But then what about pages such as the one that contains the interrupt handler code? Every thread will want such a page mapped and the mapping would be identical. Using PCIDs would result in several TLB entries describing the same mapping but for different PCID. Those entries pollute the TLB (and waste precious cache space) since they all map to the same place. Well this is exactly why there is a "g" bit, the Global flag, in each page descriptors. The CPU will ignore the PCID for pages that are global, It would be considered an incorrect usage of the paging system if a page is global but has a differnt physical address on different threads. So the global flag is to be used carefully. I use it for kernel code and MMIO.
Advantages at a certain cost
So PCIDs are a way to avoid flushing the TLB on each cr3 load, which would become VERY expensive as the CPU would generate TLB-misses at every context switch. Now, there are no more TLB flushes but the tagging still guarantees integrity of page mapping accross threads. Can you see how important that feature is and how big the befefits are? This will considerably increase performances in your OS.
But there is one thing you must consider. When destroying a process and then, possibly, recycling the processID for a new process, you must make sure that there are no stale entries of that last process in the TLB. The INVPCID instruction is just for that. It will allow you to invalidate all TLB entries associated to a particular PCID. But then, if you are running in a multi-CPU system, things get complicated. The INVPCID instruction will only execute on the CPU executing it (obviously). But what if other CPUS have stale entries in their TLB? You then need to do a "TLB shootdown". In my OS, a TLB shootdown is done by sending an Inter-Processor Interrupt (IPI) to all CPUs. The IPI tells them to invalidate their TLB with the PCID that was shared as part of the IPI. As you can guess, this can be very costly. Sending an IPI is very expensive as all CPUs will acquire a lock, disabled their interrupts plus all the needed processing. But it would only happen everytime a new process gets created.

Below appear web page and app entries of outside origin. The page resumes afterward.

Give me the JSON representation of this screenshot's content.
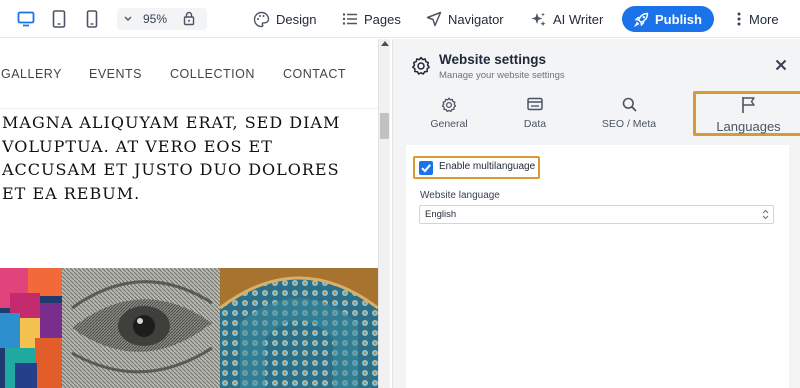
{
  "toolbar": {
    "zoom": "95%",
    "design_label": "Design",
    "pages_label": "Pages",
    "navigator_label": "Navigator",
    "ai_writer_label": "AI Writer",
    "publish_label": "Publish",
    "more_label": "More",
    "device_icons": [
      "desktop-icon",
      "tablet-icon",
      "mobile-icon"
    ]
  },
  "canvas": {
    "nav": [
      "GALLERY",
      "EVENTS",
      "COLLECTION",
      "CONTACT"
    ],
    "heading_lines": [
      "MAGNA ALIQUYAM ERAT, SED DIAM",
      "VOLUPTUA. AT VERO EOS ET",
      "ACCUSAM ET JUSTO DUO DOLORES",
      "ET EA REBUM."
    ]
  },
  "panel": {
    "title": "Website settings",
    "subtitle": "Manage your website settings",
    "tabs": [
      {
        "label": "General",
        "icon": "gear-icon"
      },
      {
        "label": "Data",
        "icon": "card-icon"
      },
      {
        "label": "SEO / Meta",
        "icon": "search-icon"
      },
      {
        "label": "Languages",
        "icon": "flag-icon"
      }
    ],
    "multilanguage_label": "Enable multilanguage",
    "multilanguage_checked": true,
    "website_language_label": "Website language",
    "website_language_value": "English"
  },
  "colors": {
    "accent": "#1a73e8",
    "highlight": "#d89a35",
    "panel_bg": "#f3f4f6"
  }
}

How to use it
First, enable the PCID feature. This is simply done by setting bit 17 in CR4. Then, everytime you load CR3, the lower 12bits are used as the PCID. So you need to guarantee a unique 12bit ID for every process. But that can be a problem. 12bits only allows 4096 processes. If you plan on supporting more than 4096 process simultaneously, then you will need to come up with some dynamic PCID scheme.
Unfortunately, my CPU does not support INVPCID. It does support PCID though. It make no sense, in my head, that the CPU would support PCID but not INVPID. So I had to work around it. I found the solution by starting a thread at forum.osdev.org. By setting bit 63 of cr3, the CPU will delete all TLB entries associated with the loaded PCID. So I came up with the following solution
// will invalidate all TLB entries associated with PCID specified in RDI
// This emulation uses bit63 of cr3 to do the invalidation.
// It loads a temporary address
// We need to mask interrupts because getting preempted
// while using the temporary page table address
// things would go bad.